The lines to return are those below that contain the word "true".

*DATASET ENTRIES*:
# # # #

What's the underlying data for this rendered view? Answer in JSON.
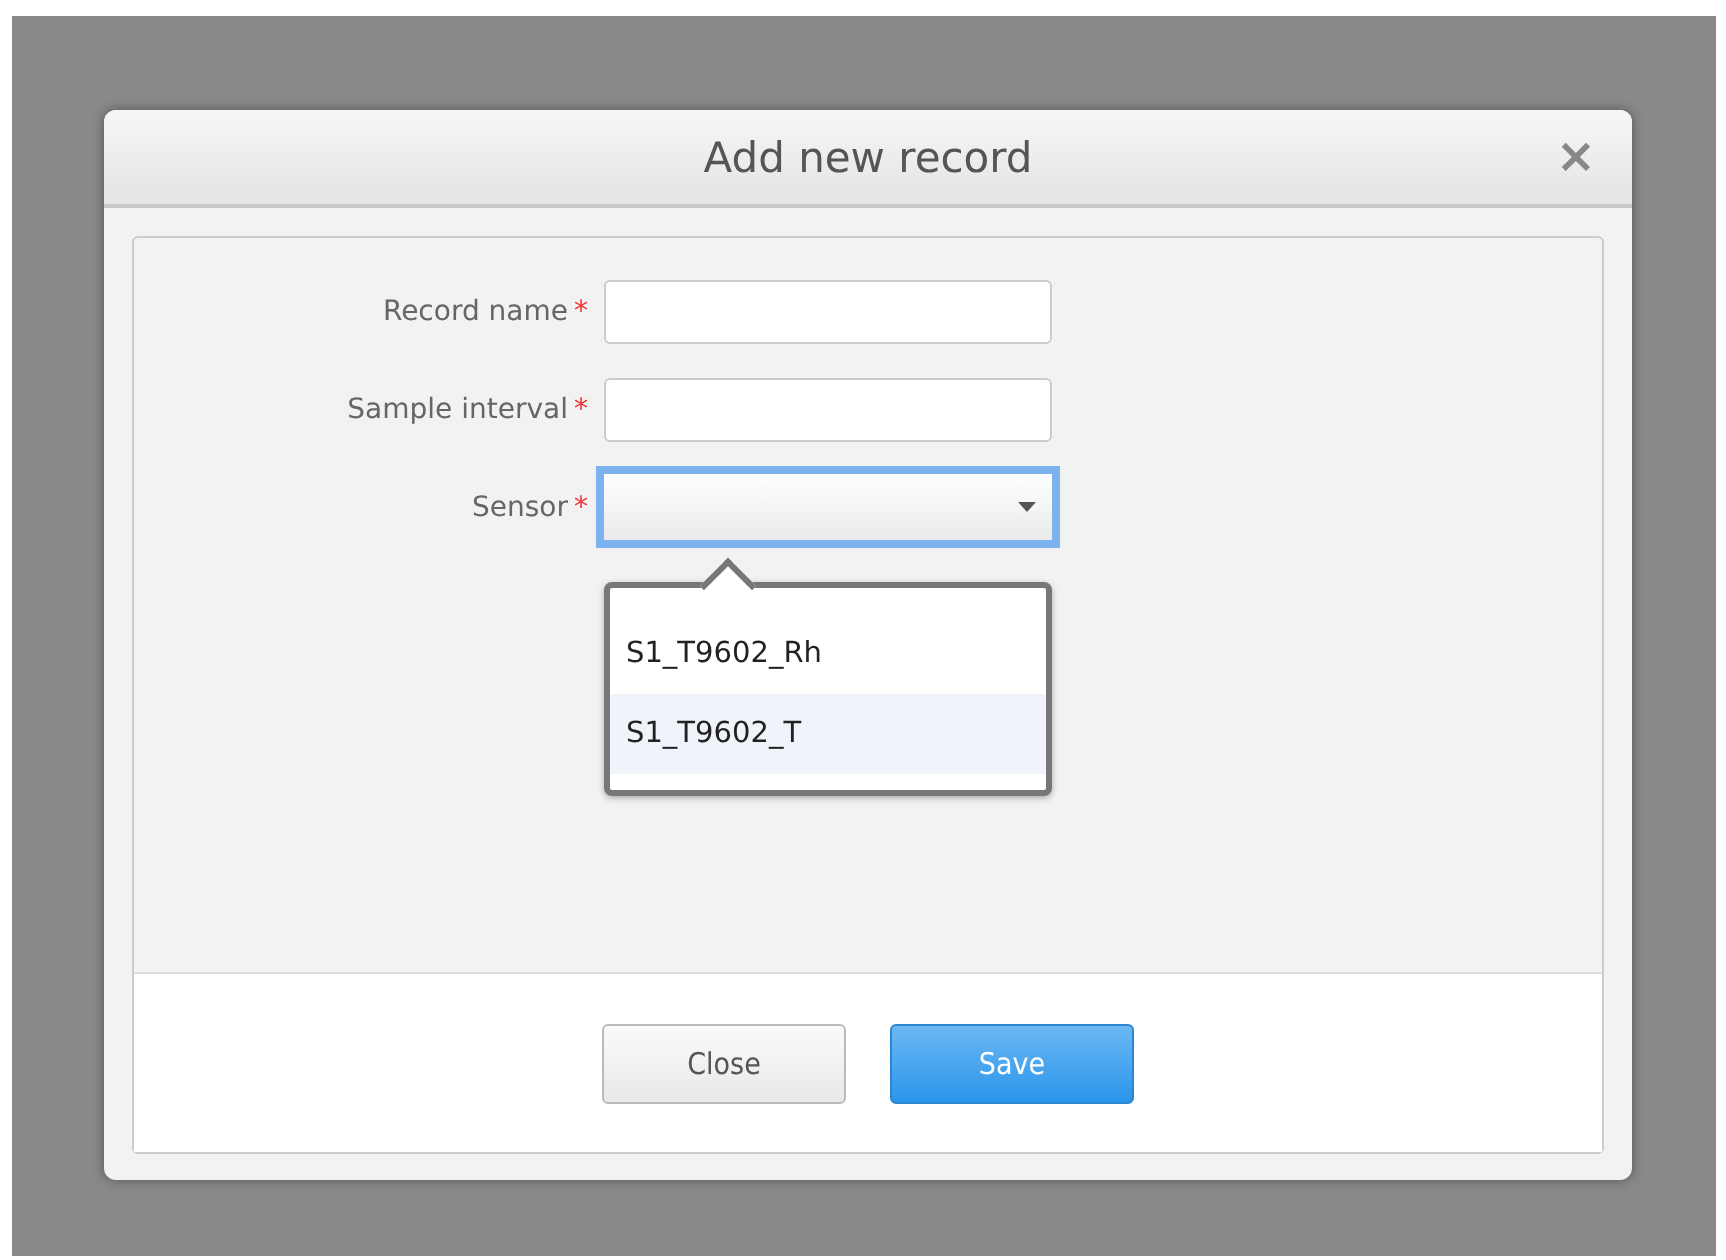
{
  "dialog": {
    "title": "Add new record",
    "close_icon": "×"
  },
  "fields": [
    {
      "kind": "text",
      "label": "Record name",
      "required_mark": "*",
      "focused": false
    },
    {
      "kind": "text",
      "label": "Sample interval",
      "required_mark": "*",
      "focused": false
    },
    {
      "kind": "select",
      "label": "Sensor",
      "required_mark": "*",
      "focused": true,
      "expanded": true,
      "options": [
        {
          "label": "S1_T9602_Rh",
          "selected": false
        },
        {
          "label": "S1_T9602_T",
          "selected": true
        }
      ]
    }
  ],
  "buttons": [
    {
      "label": "Close",
      "kind": "secondary"
    },
    {
      "label": "Save",
      "kind": "primary"
    }
  ]
}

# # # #

*EXERCISE OUTPUT*:
      "focused": true,
      "expanded": true,
          "selected": true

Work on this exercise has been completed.